The absolute entropy ( S rather than Δ S ) was defined later, using either statistical mechanics or the third law of thermodynamics. In the modern microscopic interpretation of entropy in statistical mechanics, entropy is the amount of additional information needed to specify the exact physical state of a system, given its thermodynamic specification. Understanding the role of thermodynamic entropy in various processes requires an understanding of how and why that information changes as the system evolves from its initial to its final condition. It is often said that entropy is an expression of the disorder, or randomness of a system, or of our lack of information about it. The second law is now often seen as an expression of the fundamental postulate of statistical mechanics through the modern definition of entropy.

Carnotcycle The Carnotcycle is a theoretical thermodynamic cycle proposed by Nicolas Léonard Sadi Carnot in 1824 and expanded by others in the 1830 s and 1840 s. It can be shown that it is the most efficient cycle for converting a given amount of thermal energy into work , or conversely, creating a temperature difference (e. g. refrigeration) by doing a given amount of work. Every single thermodynamic system exists in a particular state. When a system is taken through a series of different states and finally returned to its initial state, a thermodynamic cycle is said to have occurred. In the process of going through this cycle, the system may perform work on its surroundings, thereby acting as a heat engine. A system undergoing a Carnot cycle is called a Carnot heat engine , although such a «perfect» engine is only a theoretical limit and cannot be built in practice.

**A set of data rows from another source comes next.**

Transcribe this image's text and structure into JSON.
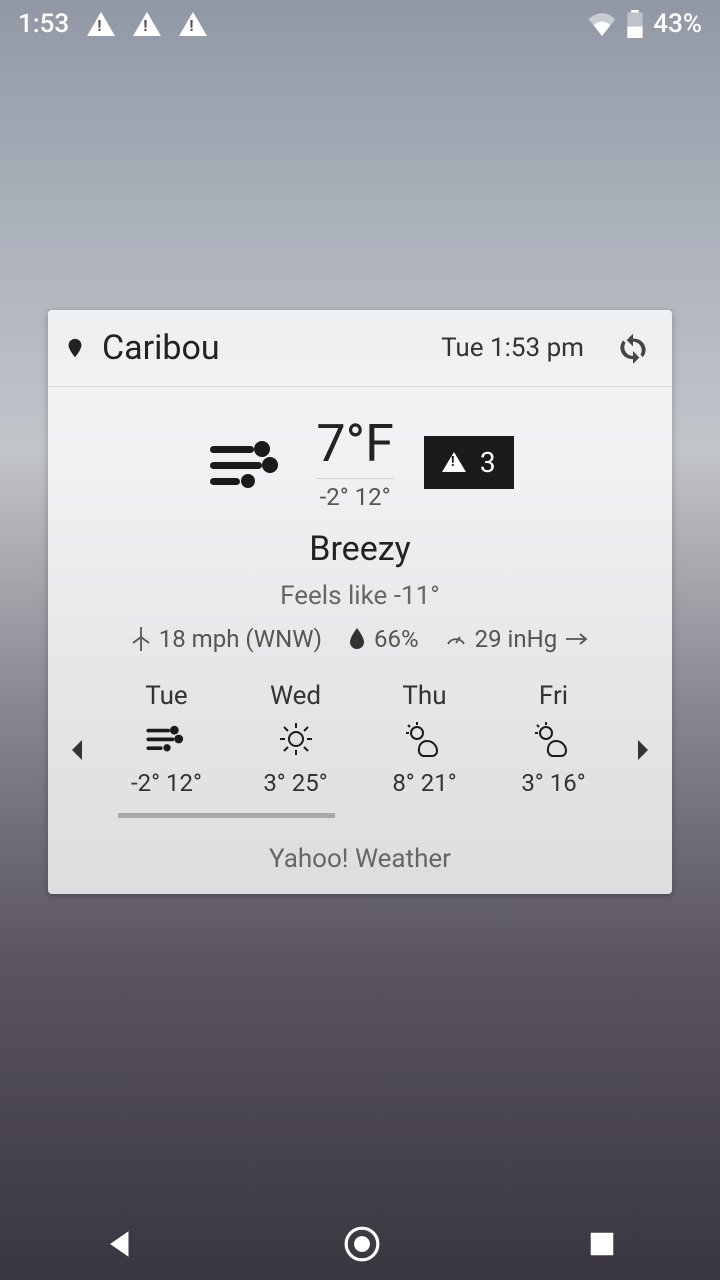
{
  "statusbar": {
    "time": "1:53",
    "battery": "43%"
  },
  "widget": {
    "location": "Caribou",
    "datetime": "Tue 1:53 pm",
    "temp": "7°F",
    "range_lo": "-2°",
    "range_hi": "12°",
    "alert_count": "3",
    "condition": "Breezy",
    "feels_like": "Feels like -11°",
    "wind": "18 mph (WNW)",
    "humidity": "66%",
    "pressure": "29 inHg",
    "provider": "Yahoo! Weather"
  },
  "forecast": [
    {
      "day": "Tue",
      "icon": "wind",
      "lo": "-2°",
      "hi": "12°"
    },
    {
      "day": "Wed",
      "icon": "sun",
      "lo": "3°",
      "hi": "25°"
    },
    {
      "day": "Thu",
      "icon": "partly",
      "lo": "8°",
      "hi": "21°"
    },
    {
      "day": "Fri",
      "icon": "partly",
      "lo": "3°",
      "hi": "16°"
    }
  ]
}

A Carnot cycle illustrated on a PV diagram to illustrate the work done.

The Carnot cycle when acting as a heat engine consists of the following steps: 1. Reversible isothermal expansionofthegasatthe»hot» temperature, T 1 (isothermalheatadditionor absorption). During this step (1 to 2 on Figure) the gas is allowed to expand it does work on the surroundings. The temperature of the gas does not change during the process, and thus the expansion is isothermal. The gas expansion is propelled by absorption of heat energy Q 1 and of entropy from the high temperature reservoir. 1. R eversibleadiabaticexpansionofthegas(adiabatic work output). For this step (2 to 3 on Figure) the mechanisms of the engine are assumed to be thermally insulated, thus they neither gain nor lose heat. The gas continues to expand, doing work on the surroundings, and losing an equivalent amount of internal energy. The gas expansion causes it to cool to the «cold» temperature, T 2. The entropy remains unchanged.

3. Reversibleisothermalcompressionofthegasatthe «cold»temperature, T 2. (isothermalheatrejection) (3 to 4 on Figure). Now the surroundings do work on the gas, causing an amount of heat energy Q 2 and of entropy to flow out of the gas to the low temperature reservoir. (This is the same amount of entropy absorbed in step 1. ) 4. R eversibleadiabatic compressionofthegas(adiabatic workinput). (4 to 1 on Figure 2) Once again the mechanisms of the engine are assumed to be thermally insulated. During this step, the surroundings do work on the gas, increasing its internal energy and compressing it, causing the temperature to rise to T 1. The entropy remains unchanged. At this point the gas is in the same state as at the start of step 1.

The Carnot heat-engine cycle described is a totally reversible cycle. That is, all the processes that comprise it can be reversed, in which case it becomes the Carnot refrigeration cycle. This time, the cycle remains exactly the same except that the directions of any heat and work interactions are reversed. Heat is absorbed from the low-temperature reservoir, heat is rejected to a high-temperature reservoir, and a work input is required to accomplish all this. The P-V diagram of the reversed Carnot cycle is the same as for the Carnot cycle except that the directions of the processes are reversed.

The efficiency is defined to be: